The boot.ini file is a text file on the root of your system partition that lists the OSes that are available to boot. It contains the default timeout value for the boot menu to be displayed, and where ntldr can find each copy of the OS. Upon looking at the boot.ini for the first time, you may be confused by the strange notation used to donate locations (this notation is called an ARC pathname and it is discussed in the next section).
Listing-1 shows what a sample boot.ini file would look like.Listing-1: A Sample boot.ini File
[boot loader] timeout=10 default= multi(0)disk(0)rdisk(0)partition(3)\WINDOWS [operating systems] C:\="Microsoft Windows 98" multi(0)disk(0)rdisk(0)partition(3)\WINDOWS="Windows XP" multi(0)disk(0)rdisk(0)partition(4)\WINNT="Windows 2000" multi(0)disk(0)rdisk(0)partition(4)\WINNT="Win 2K Error"/SOS multi(0)disk(0)rdisk(0)partition(2)\WINNT="Windows NT 4.0"
The first section in the boot.ini file is the [boot loader] section. It lists the timeout value, the number of seconds to display the boot menu, and the default OS to boot. The default OS is located in the OS listing in the file. The first OS in the list with a matching path is loaded by ntldr.

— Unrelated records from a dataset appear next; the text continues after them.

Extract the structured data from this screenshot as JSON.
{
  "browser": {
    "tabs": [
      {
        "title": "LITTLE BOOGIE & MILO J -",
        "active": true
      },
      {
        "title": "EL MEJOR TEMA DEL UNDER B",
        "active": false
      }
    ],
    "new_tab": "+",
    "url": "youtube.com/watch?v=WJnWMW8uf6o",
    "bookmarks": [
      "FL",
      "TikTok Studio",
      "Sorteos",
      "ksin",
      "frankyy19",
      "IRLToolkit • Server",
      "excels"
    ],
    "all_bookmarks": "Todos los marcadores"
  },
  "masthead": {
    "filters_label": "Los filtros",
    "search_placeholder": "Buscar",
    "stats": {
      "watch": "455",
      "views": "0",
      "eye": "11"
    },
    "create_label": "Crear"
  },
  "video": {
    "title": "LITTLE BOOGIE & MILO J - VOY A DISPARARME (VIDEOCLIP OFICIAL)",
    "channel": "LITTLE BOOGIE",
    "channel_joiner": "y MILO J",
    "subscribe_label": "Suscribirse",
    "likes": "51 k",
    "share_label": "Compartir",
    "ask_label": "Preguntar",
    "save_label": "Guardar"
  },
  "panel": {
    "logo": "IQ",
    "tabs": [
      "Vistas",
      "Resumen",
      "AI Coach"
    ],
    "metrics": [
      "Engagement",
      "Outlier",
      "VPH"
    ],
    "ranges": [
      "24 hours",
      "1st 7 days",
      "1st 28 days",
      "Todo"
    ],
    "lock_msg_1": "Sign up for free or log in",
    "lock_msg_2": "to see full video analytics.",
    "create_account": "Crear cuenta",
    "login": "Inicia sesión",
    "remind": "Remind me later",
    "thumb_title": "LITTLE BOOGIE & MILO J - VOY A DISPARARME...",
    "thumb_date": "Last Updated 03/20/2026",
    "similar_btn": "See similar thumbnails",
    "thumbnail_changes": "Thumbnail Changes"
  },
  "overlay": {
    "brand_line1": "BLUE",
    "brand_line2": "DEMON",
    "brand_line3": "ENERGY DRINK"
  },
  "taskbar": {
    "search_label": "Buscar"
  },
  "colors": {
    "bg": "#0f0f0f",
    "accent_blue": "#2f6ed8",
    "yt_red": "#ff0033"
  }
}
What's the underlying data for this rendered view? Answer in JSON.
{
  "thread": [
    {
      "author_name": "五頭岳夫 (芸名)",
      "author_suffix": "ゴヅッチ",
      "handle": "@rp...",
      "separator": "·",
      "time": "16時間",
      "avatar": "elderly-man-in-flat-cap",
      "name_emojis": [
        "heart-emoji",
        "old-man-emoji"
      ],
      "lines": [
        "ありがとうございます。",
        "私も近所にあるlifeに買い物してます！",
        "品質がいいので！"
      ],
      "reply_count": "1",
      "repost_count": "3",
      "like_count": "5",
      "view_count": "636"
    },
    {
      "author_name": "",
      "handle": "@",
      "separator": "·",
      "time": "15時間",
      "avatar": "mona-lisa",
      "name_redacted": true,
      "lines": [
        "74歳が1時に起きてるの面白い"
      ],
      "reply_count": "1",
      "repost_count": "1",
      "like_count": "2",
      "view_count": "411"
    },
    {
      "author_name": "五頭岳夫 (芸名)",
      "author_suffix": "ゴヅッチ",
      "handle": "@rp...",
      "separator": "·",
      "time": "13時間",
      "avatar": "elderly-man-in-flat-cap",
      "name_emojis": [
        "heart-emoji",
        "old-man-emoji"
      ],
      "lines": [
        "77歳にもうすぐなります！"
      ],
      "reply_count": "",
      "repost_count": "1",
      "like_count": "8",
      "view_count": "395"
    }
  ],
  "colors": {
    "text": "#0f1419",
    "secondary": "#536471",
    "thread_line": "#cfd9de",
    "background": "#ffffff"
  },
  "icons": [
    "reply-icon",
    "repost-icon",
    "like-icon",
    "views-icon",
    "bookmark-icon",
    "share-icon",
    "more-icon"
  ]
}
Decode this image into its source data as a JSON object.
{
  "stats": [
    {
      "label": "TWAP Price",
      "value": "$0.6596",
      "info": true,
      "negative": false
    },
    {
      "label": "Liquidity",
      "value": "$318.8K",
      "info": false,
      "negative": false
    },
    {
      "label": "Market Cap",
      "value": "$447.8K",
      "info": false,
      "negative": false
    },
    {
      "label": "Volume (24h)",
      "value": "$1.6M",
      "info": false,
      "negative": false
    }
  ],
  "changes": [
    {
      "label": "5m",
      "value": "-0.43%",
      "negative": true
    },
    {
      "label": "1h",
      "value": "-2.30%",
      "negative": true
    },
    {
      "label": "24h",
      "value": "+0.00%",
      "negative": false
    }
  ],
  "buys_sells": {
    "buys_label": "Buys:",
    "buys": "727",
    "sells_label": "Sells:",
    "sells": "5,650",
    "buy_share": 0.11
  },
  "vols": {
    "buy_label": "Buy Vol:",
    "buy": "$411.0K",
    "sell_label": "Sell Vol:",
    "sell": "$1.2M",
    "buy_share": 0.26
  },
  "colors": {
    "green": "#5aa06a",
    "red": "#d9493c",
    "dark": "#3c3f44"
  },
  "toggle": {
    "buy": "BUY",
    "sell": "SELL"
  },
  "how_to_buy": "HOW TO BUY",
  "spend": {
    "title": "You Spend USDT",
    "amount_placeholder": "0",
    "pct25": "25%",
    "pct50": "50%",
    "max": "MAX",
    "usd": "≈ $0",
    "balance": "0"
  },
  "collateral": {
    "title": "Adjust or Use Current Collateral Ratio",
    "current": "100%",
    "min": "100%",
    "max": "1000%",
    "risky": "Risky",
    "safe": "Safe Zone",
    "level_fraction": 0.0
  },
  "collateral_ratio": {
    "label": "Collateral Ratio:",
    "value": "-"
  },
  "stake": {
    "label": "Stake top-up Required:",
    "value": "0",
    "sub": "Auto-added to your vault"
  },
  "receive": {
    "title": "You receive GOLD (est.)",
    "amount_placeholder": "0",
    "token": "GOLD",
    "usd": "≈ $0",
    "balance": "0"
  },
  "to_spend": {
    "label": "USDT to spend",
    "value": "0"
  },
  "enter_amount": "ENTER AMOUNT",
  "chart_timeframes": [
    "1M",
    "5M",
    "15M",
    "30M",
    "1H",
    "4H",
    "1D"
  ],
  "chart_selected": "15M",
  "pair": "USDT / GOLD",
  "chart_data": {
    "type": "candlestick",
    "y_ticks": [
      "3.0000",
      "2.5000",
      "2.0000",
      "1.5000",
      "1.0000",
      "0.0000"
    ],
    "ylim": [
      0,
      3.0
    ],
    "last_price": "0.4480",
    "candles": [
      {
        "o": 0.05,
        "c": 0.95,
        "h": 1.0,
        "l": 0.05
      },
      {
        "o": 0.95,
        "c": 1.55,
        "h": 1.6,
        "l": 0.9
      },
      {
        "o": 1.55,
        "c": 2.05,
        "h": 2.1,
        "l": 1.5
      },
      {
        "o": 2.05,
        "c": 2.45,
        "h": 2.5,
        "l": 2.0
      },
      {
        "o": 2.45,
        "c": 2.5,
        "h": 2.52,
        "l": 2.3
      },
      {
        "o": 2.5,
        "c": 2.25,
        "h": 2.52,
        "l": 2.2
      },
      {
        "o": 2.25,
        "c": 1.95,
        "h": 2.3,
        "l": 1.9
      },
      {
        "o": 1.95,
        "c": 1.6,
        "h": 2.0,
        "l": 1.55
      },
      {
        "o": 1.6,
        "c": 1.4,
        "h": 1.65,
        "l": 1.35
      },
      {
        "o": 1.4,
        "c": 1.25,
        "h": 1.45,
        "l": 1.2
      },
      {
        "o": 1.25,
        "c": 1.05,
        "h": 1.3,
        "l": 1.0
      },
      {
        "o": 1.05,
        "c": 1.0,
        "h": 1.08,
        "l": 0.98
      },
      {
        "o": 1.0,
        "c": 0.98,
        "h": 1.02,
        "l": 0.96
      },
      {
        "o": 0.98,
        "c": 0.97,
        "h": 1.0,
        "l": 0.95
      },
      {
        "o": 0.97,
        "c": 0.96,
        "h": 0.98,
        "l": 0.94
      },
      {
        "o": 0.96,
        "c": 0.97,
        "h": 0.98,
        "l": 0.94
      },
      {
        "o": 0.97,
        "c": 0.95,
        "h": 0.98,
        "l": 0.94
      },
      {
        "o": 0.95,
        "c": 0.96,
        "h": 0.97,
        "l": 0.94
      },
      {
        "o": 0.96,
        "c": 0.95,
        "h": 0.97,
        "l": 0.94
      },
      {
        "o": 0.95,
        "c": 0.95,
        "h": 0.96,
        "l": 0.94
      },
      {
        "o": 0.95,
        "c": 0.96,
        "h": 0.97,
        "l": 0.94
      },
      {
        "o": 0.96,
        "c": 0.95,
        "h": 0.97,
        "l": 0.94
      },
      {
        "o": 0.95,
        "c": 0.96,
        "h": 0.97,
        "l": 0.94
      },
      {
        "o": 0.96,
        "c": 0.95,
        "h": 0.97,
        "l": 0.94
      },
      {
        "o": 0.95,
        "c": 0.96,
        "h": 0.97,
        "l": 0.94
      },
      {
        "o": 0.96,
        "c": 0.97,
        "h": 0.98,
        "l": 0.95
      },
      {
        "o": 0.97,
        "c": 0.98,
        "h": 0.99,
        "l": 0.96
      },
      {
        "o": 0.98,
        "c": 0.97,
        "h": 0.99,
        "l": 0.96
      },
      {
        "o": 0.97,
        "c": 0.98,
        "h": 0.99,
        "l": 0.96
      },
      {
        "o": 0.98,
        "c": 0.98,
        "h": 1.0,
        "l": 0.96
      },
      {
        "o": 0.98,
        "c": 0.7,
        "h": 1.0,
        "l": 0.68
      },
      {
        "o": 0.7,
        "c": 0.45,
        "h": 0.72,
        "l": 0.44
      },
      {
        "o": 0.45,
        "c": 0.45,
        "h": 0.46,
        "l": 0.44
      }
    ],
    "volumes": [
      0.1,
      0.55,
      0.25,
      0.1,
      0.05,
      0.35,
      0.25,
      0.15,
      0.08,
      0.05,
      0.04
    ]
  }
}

In this code listing, the [operating systems] section lists all of the OSes that boot.ini knows about on the system. This section would be built and added to as you install multiple copies of Windows XP-based OSes on a system. (You may have multiple versions of an OS installed if this is a testing or development system.) The sample boot.ini file above also has two entries that refer to the same path (partition 4). The difference between them is the application of the SOS switch at the end of the second line. The description strings that are used in this section are the display text for the boot menu, but they have no effect on the boot process of the OS.
If you have only one copy of Windows 2000 or Windows XP installed, then you won't see the boot menu at all, since there is only one choice of operating system to load.
In this tutorial:
- System Files and the Boot Process
- Power-On Self-Test (POST) Process
- Standard Boot Process for Windows XP
- ARC pathnames
- The device load process
- Loading the shell
- Understanding the Boot Process for MS-DOS and Windows 9x
- win.com and vmm32
- Managing Memory
- Expanded memory
- Upper memory
- Examining Other Boot Process Files